A reader asked the following:
If a team wants to use ten players in its regular rotation that means substitutions for three positions. Would this cause a problem bumping into the substitution limit for a set?
I asked for clarification and this is what I received:
What I am thinking about is six hitters, one setter, one libero, two DS’s and one of the hitters setting when she is on the back row. That is ten total players with only one playing all the way around.
We’re talking about a modified 6-2 system here. One of the two setters plays all the way around while the other is replaced by a hitter in the front row. Presumably, the libero replaces the middles in the back row and defensive specialists replace the outside hitters. Of course it could be the other way around. It’s doesn’t really matter, though.
Quick note: This type of approach is not possible under FIVB rules because of the substitution limits (6 total, one in/out per player).
This adds up to a total of 6 substitutions per trip through the rotation. The emailer coaches high school volleyball. His state follows NFHS rules, which allow 12 subs per set (some states use NCAA rules, which currently allow 15). That means he will be out of subs after two times around.
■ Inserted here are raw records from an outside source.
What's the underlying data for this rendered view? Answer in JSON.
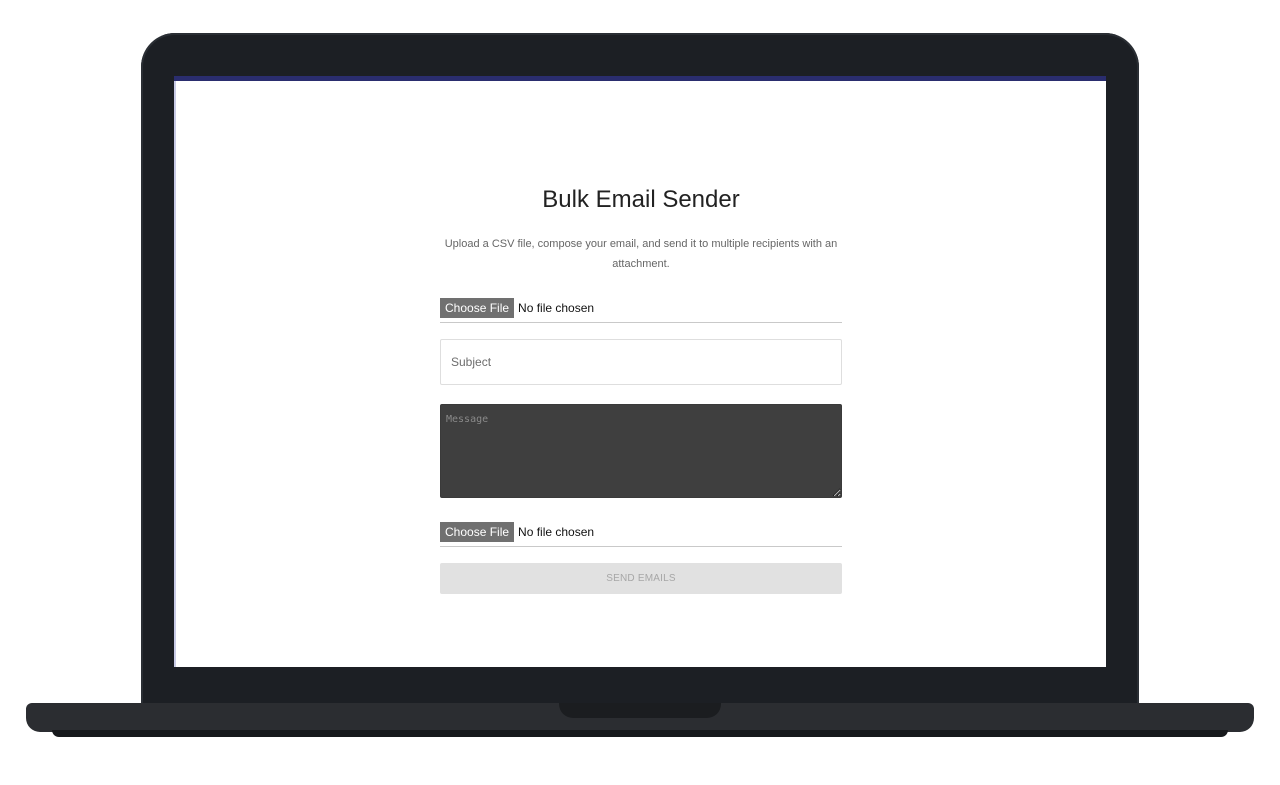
{
  "app": {
    "title": "Bulk Email Sender",
    "subtitle": "Upload a CSV file, compose your email, and send it to multiple recipients with an attachment."
  },
  "csv_upload": {
    "button_label": "Choose File",
    "status_text": "No file chosen"
  },
  "subject": {
    "placeholder": "Subject",
    "value": ""
  },
  "message": {
    "placeholder": "Message",
    "value": ""
  },
  "attachment_upload": {
    "button_label": "Choose File",
    "status_text": "No file chosen"
  },
  "send_button": {
    "label": "SEND EMAILS",
    "state": "disabled"
  },
  "colors": {
    "bezel": "#1c1f24",
    "message_bg": "#3f3f3f",
    "choose_file_bg": "#707070",
    "send_button_bg": "#e1e1e1"
  }
}
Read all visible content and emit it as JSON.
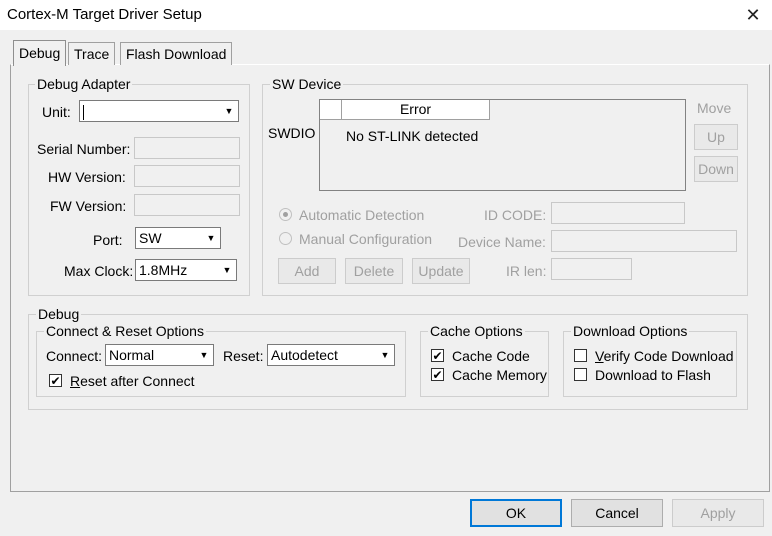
{
  "window": {
    "title": "Cortex-M Target Driver Setup"
  },
  "tabs": [
    {
      "label": "Debug",
      "active": true
    },
    {
      "label": "Trace",
      "active": false
    },
    {
      "label": "Flash Download",
      "active": false
    }
  ],
  "debug_adapter": {
    "title": "Debug Adapter",
    "unit_label": "Unit:",
    "unit_value": "",
    "serial_number_label": "Serial Number:",
    "serial_number_value": "",
    "hw_version_label": "HW Version:",
    "hw_version_value": "",
    "fw_version_label": "FW Version:",
    "fw_version_value": "",
    "port_label": "Port:",
    "port_value": "SW",
    "max_clock_label": "Max Clock:",
    "max_clock_value": "1.8MHz"
  },
  "sw_device": {
    "title": "SW Device",
    "swdio_label": "SWDIO",
    "column_header": "Error",
    "status_message": "No ST-LINK detected",
    "move_label": "Move",
    "up_button": "Up",
    "down_button": "Down",
    "automatic_detection": "Automatic Detection",
    "manual_configuration": "Manual Configuration",
    "id_code_label": "ID CODE:",
    "device_name_label": "Device Name:",
    "ir_len_label": "IR len:",
    "add_button": "Add",
    "delete_button": "Delete",
    "update_button": "Update"
  },
  "debug": {
    "title": "Debug",
    "connect_reset": {
      "title": "Connect & Reset Options",
      "connect_label": "Connect:",
      "connect_value": "Normal",
      "reset_label": "Reset:",
      "reset_value": "Autodetect",
      "reset_after_connect": "Reset after Connect",
      "reset_after_connect_checked": true
    },
    "cache_options": {
      "title": "Cache Options",
      "cache_code": "Cache Code",
      "cache_code_checked": true,
      "cache_memory": "Cache Memory",
      "cache_memory_checked": true
    },
    "download_options": {
      "title": "Download Options",
      "verify_code_download": "Verify Code Download",
      "verify_code_download_checked": false,
      "download_to_flash": "Download to Flash",
      "download_to_flash_checked": false
    }
  },
  "footer": {
    "ok": "OK",
    "cancel": "Cancel",
    "apply": "Apply"
  },
  "icons": {
    "close": "close-icon",
    "dropdown": "chevron-down-icon",
    "check": "check-icon"
  }
}
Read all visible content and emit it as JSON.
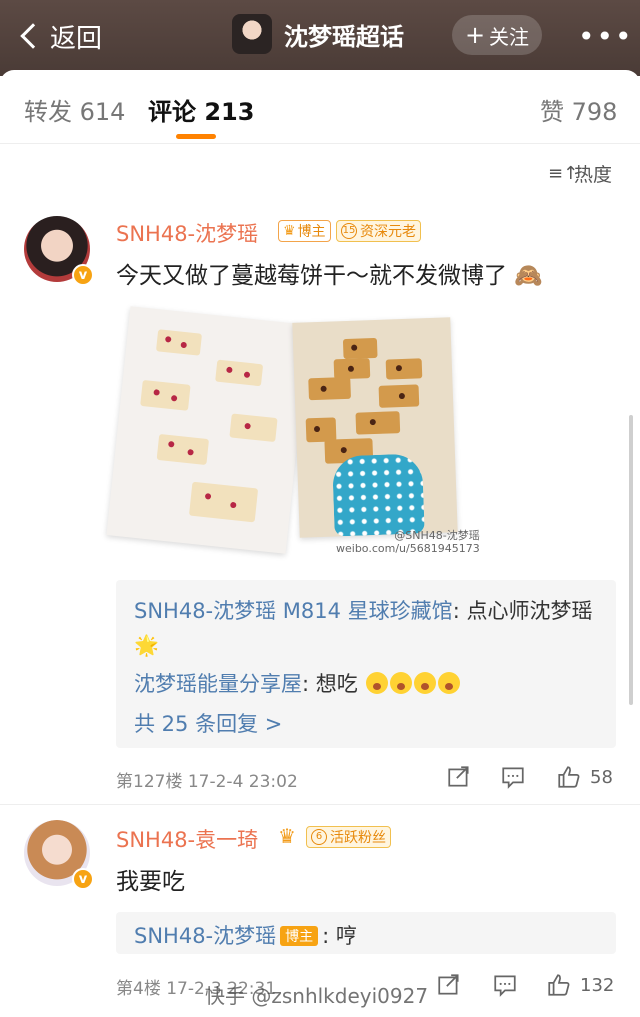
{
  "topbar": {
    "back_label": "返回",
    "title": "沈梦瑶超话",
    "follow_label": "关注",
    "more_label": "•••"
  },
  "tabs": {
    "repost": "转发 614",
    "comments": "评论 213",
    "likes": "赞 798"
  },
  "sort": {
    "label": "热度"
  },
  "comments": [
    {
      "user": "SNH48-沈梦瑶",
      "badge_host": "博主",
      "badge_level_num": "15",
      "badge_level_text": "资深元老",
      "text": "今天又做了蔓越莓饼干～就不发微博了",
      "text_emoji": "🙈",
      "watermark_line1": "@SNH48-沈梦瑶",
      "watermark_line2": "weibo.com/u/5681945173",
      "replies": [
        {
          "name": "SNH48-沈梦瑶 M814 星球珍藏馆",
          "text": ": 点心师沈梦瑶",
          "emoji": "🌟"
        },
        {
          "name": "沈梦瑶能量分享屋",
          "text": ": 想吃"
        }
      ],
      "more_replies": "共 25 条回复 >",
      "meta": "第127楼 17-2-4 23:02",
      "likes": "58"
    },
    {
      "user": "SNH48-袁一琦",
      "badge_level_num": "6",
      "badge_level_text": "活跃粉丝",
      "text": "我要吃",
      "replies": [
        {
          "name": "SNH48-沈梦瑶",
          "tag": "博主",
          "text": ": 哼"
        }
      ],
      "meta": "第4楼 17-2-3 22:31",
      "likes": "132"
    }
  ],
  "footer_watermark": "快手 @zsnhlkdeyi0927",
  "colors": {
    "accent_orange": "#ff8200",
    "username": "#eb7350",
    "reply_name": "#507daf"
  }
}
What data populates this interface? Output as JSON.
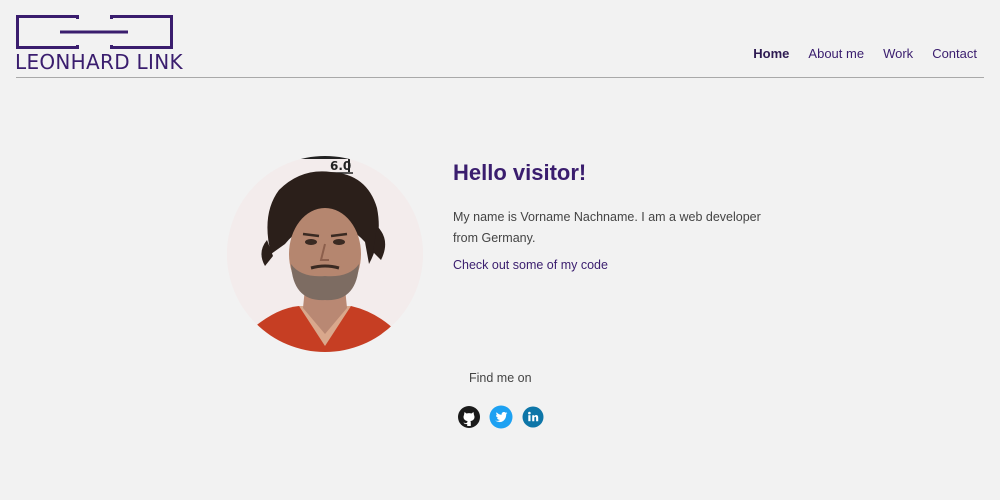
{
  "brand": {
    "name": "LEONHARD LINK",
    "color": "#3a1d6e"
  },
  "nav": {
    "items": [
      {
        "label": "Home",
        "active": true
      },
      {
        "label": "About me",
        "active": false
      },
      {
        "label": "Work",
        "active": false
      },
      {
        "label": "Contact",
        "active": false
      }
    ]
  },
  "hero": {
    "heading": "Hello visitor!",
    "intro": "My name is Vorname Nachname. I am a web developer from Germany.",
    "code_link": "Check out some of my code"
  },
  "profile_photo": {
    "sign_text": "6.0"
  },
  "social": {
    "label": "Find me on",
    "links": [
      {
        "icon": "github-icon",
        "color": "#1b1b1b"
      },
      {
        "icon": "twitter-icon",
        "color": "#1da1f2"
      },
      {
        "icon": "linkedin-icon",
        "color": "#0e76a8"
      }
    ]
  }
}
So here is the big question. How many times around do teams go in typical high school matches? If it’s more than two then it’s a problem.
There is one way to stretch things out a little. You can start the back-row-only setter in Position 2. Alternatively, you can start the hitter who plays front row for the back-row-only setter in Position 5 and have the other setter set from the front row for that rotation. This is especially useful when you are in receive to start the set. Either one saves you one sub at the outset.
That only gets you a little further. If you only need an extra couple rotations, though, it could work.
Anyone in this kind of position must look hard at their options. If running out of subs is a real risk, maybe you have to allow one or more of your hitters to go all the way around for part of the set. An option to consider is to rotate the DS’s. One of them plays across the back row the first time, while the second does so the second time.